Assignment: Scan the records for the word "brand". Report each line where it occurs.

===============

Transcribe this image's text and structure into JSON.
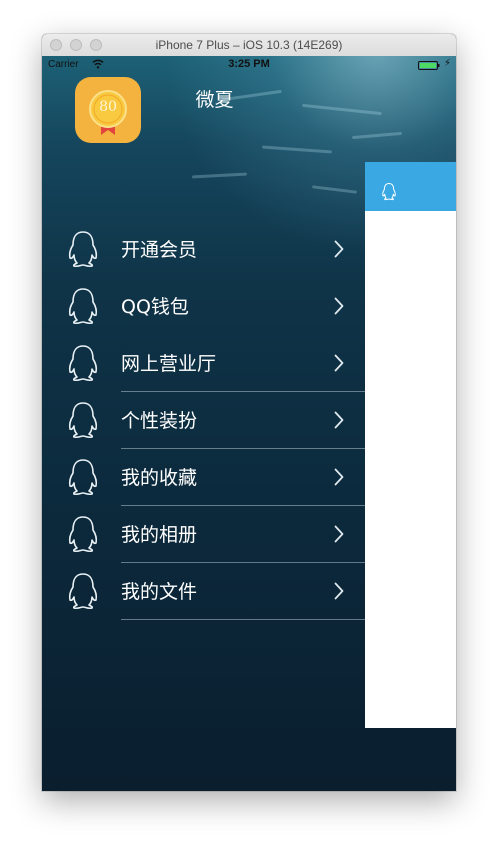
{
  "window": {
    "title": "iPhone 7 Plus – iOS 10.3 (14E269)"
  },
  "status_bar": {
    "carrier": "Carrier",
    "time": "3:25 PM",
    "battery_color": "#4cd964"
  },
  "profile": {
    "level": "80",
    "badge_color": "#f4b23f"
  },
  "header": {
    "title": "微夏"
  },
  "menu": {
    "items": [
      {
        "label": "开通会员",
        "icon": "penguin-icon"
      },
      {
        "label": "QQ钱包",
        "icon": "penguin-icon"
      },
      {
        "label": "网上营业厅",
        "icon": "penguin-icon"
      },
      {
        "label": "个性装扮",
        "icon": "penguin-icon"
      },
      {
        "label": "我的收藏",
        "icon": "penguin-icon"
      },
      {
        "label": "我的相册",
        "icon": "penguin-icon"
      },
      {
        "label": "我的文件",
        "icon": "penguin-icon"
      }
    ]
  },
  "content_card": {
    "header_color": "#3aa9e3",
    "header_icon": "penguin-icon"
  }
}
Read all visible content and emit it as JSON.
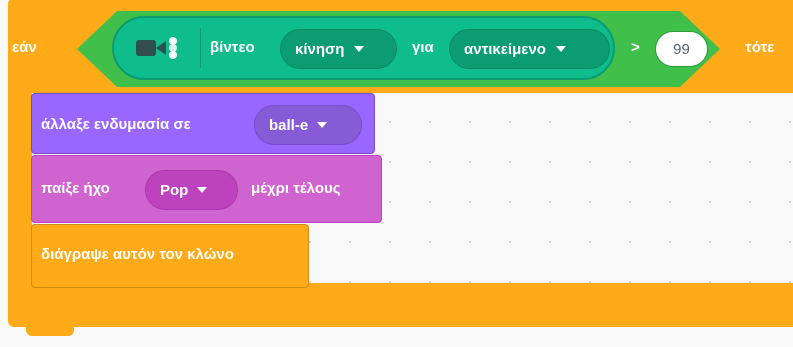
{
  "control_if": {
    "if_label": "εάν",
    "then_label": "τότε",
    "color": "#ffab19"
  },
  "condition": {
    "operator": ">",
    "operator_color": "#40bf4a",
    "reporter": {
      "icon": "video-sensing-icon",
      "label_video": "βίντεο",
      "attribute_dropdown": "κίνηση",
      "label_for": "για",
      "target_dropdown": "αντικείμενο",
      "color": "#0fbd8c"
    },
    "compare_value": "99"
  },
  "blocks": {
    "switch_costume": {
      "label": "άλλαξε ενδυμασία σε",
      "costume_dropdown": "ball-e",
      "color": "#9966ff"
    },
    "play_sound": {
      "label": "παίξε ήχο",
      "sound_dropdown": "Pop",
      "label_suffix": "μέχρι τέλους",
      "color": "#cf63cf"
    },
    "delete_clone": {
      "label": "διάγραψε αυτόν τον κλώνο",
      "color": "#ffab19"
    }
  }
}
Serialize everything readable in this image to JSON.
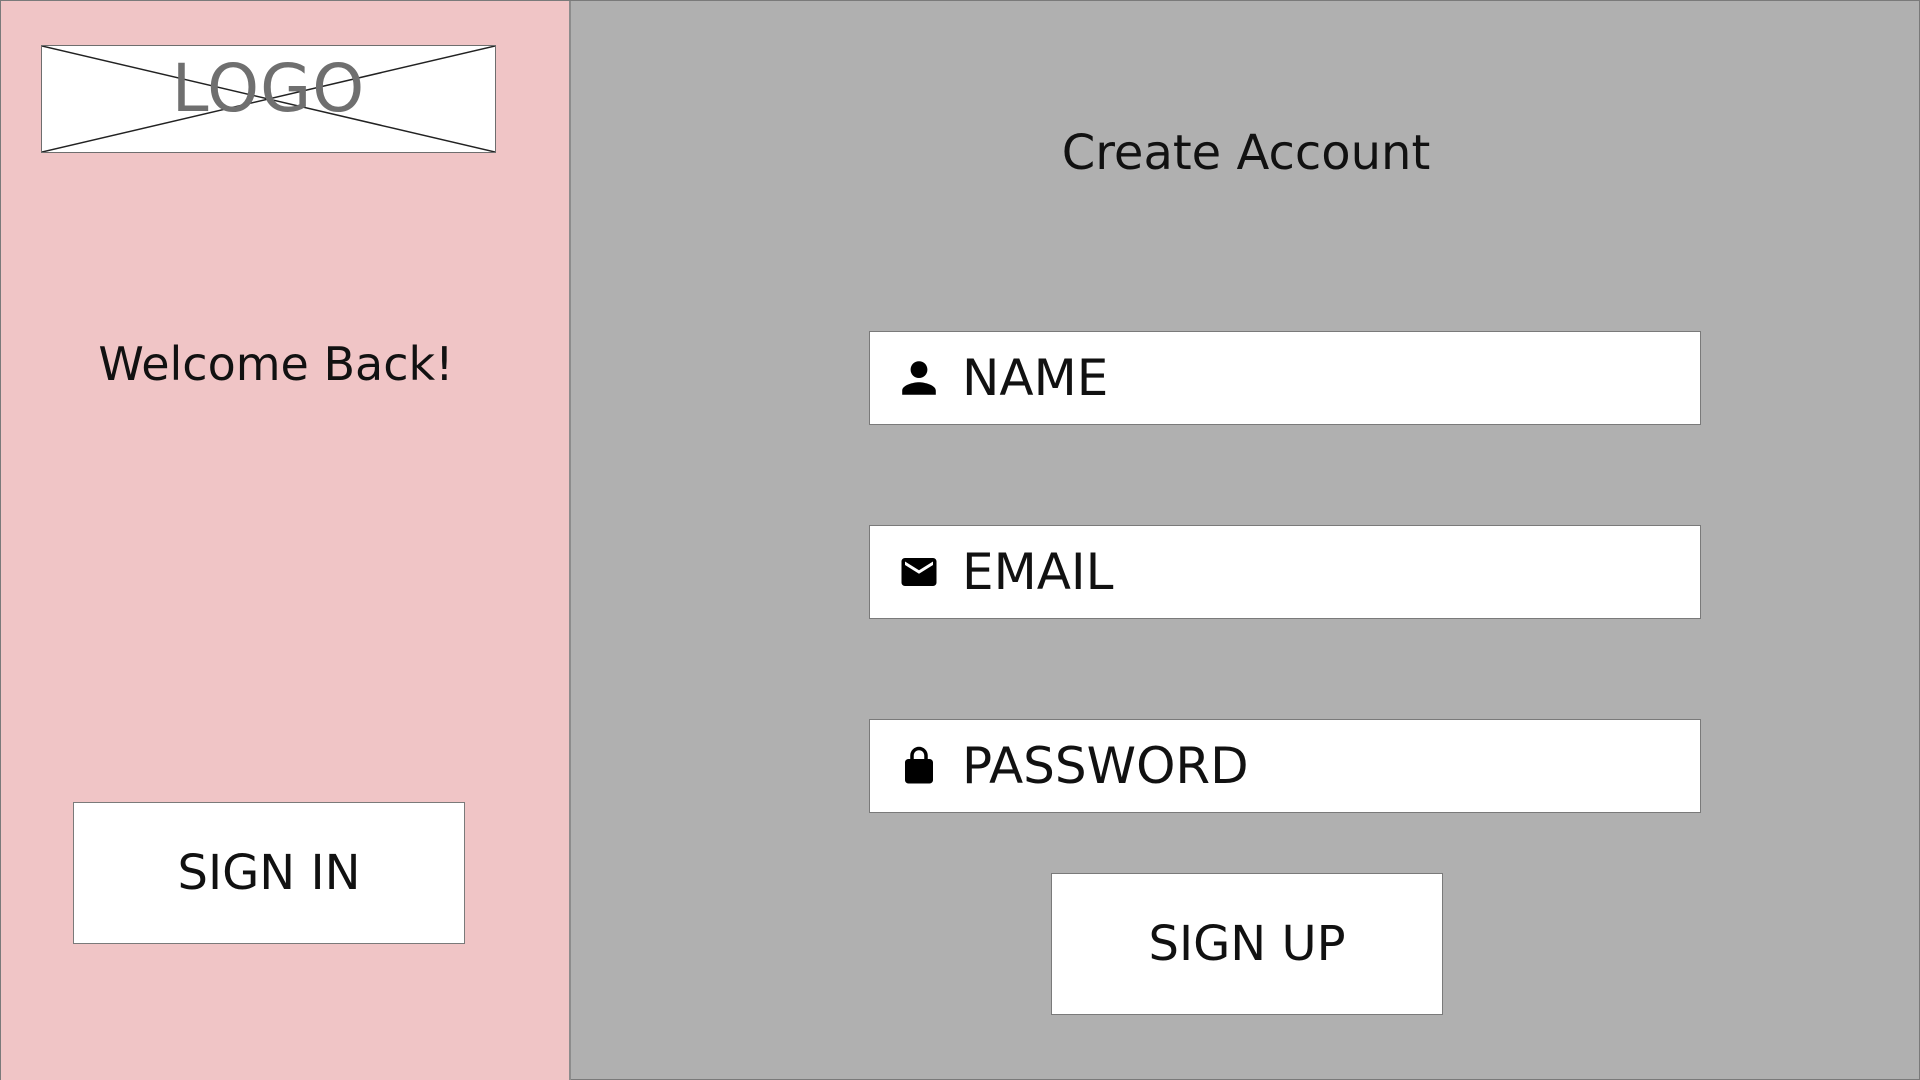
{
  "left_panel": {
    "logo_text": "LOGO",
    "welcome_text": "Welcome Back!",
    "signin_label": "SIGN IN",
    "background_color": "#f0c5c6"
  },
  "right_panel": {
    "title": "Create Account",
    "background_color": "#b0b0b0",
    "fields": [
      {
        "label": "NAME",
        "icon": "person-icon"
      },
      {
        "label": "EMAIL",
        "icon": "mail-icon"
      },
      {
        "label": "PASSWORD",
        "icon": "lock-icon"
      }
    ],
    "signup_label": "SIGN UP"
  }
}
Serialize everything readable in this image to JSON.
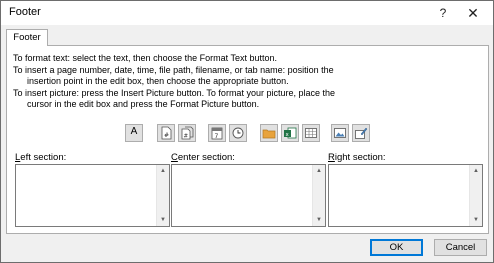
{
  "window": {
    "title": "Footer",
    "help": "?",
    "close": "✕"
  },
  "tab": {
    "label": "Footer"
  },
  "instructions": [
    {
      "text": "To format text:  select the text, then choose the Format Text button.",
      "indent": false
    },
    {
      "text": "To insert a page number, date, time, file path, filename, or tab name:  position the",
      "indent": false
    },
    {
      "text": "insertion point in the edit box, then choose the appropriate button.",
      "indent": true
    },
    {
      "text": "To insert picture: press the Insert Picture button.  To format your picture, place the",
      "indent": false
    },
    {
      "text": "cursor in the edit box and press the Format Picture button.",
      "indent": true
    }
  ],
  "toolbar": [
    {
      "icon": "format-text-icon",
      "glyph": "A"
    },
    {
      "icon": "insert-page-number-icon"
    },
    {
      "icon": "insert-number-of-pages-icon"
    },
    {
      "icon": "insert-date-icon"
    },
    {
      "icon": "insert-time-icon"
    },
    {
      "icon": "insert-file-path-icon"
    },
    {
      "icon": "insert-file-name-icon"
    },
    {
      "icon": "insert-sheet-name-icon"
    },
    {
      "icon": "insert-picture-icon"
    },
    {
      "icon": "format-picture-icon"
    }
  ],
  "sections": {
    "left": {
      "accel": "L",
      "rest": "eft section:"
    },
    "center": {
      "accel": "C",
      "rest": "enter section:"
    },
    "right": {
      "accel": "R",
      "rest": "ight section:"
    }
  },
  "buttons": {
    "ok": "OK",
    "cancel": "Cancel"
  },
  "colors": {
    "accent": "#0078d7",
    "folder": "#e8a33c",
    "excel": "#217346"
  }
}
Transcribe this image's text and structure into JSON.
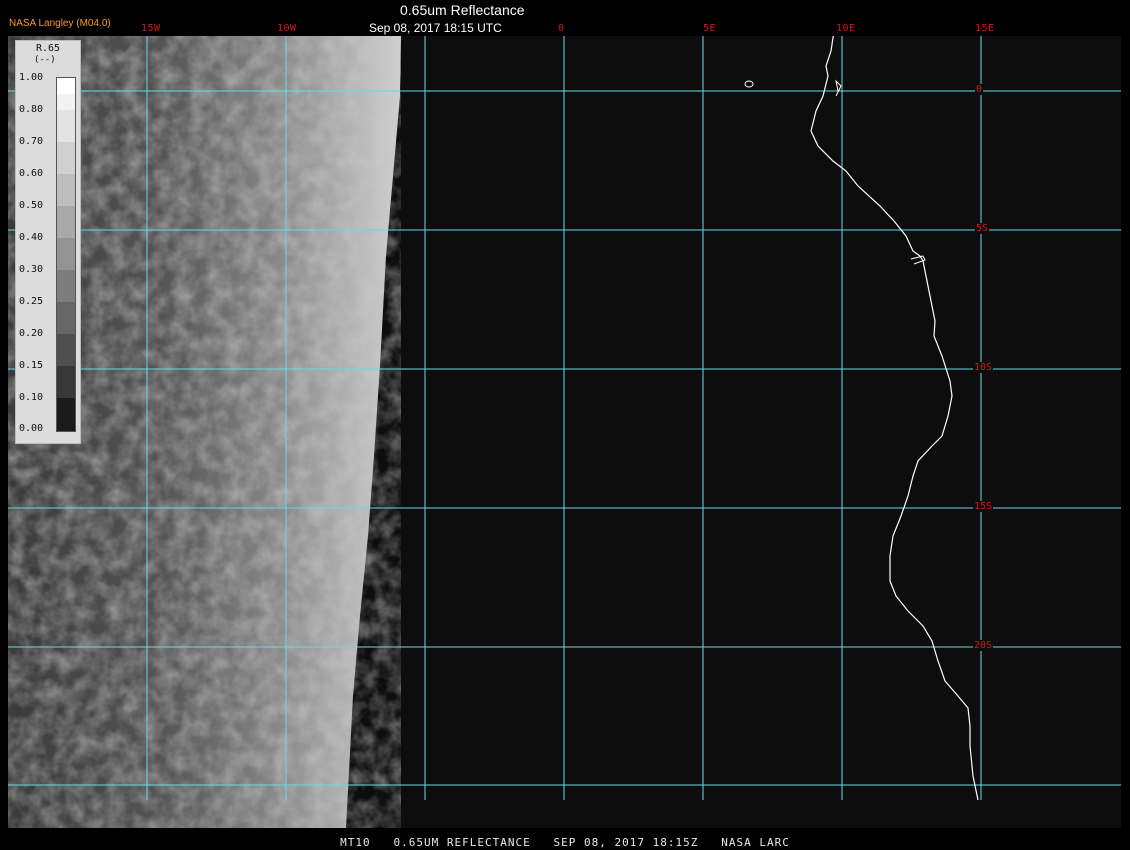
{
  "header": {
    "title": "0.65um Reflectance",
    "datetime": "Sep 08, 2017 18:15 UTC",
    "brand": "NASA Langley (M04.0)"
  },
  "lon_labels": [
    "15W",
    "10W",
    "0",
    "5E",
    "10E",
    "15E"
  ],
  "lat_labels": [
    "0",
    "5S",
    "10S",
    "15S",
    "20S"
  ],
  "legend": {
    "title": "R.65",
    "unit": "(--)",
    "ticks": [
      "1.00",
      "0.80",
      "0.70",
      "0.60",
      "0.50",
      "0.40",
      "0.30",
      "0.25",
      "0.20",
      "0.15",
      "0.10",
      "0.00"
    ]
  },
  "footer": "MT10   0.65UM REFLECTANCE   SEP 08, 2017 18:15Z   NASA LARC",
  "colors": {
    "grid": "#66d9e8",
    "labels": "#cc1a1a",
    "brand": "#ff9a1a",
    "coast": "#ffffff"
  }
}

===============

Response box:
    "brand": "NASA Langley (M04.0)"
    "brand": "#ff9a1a",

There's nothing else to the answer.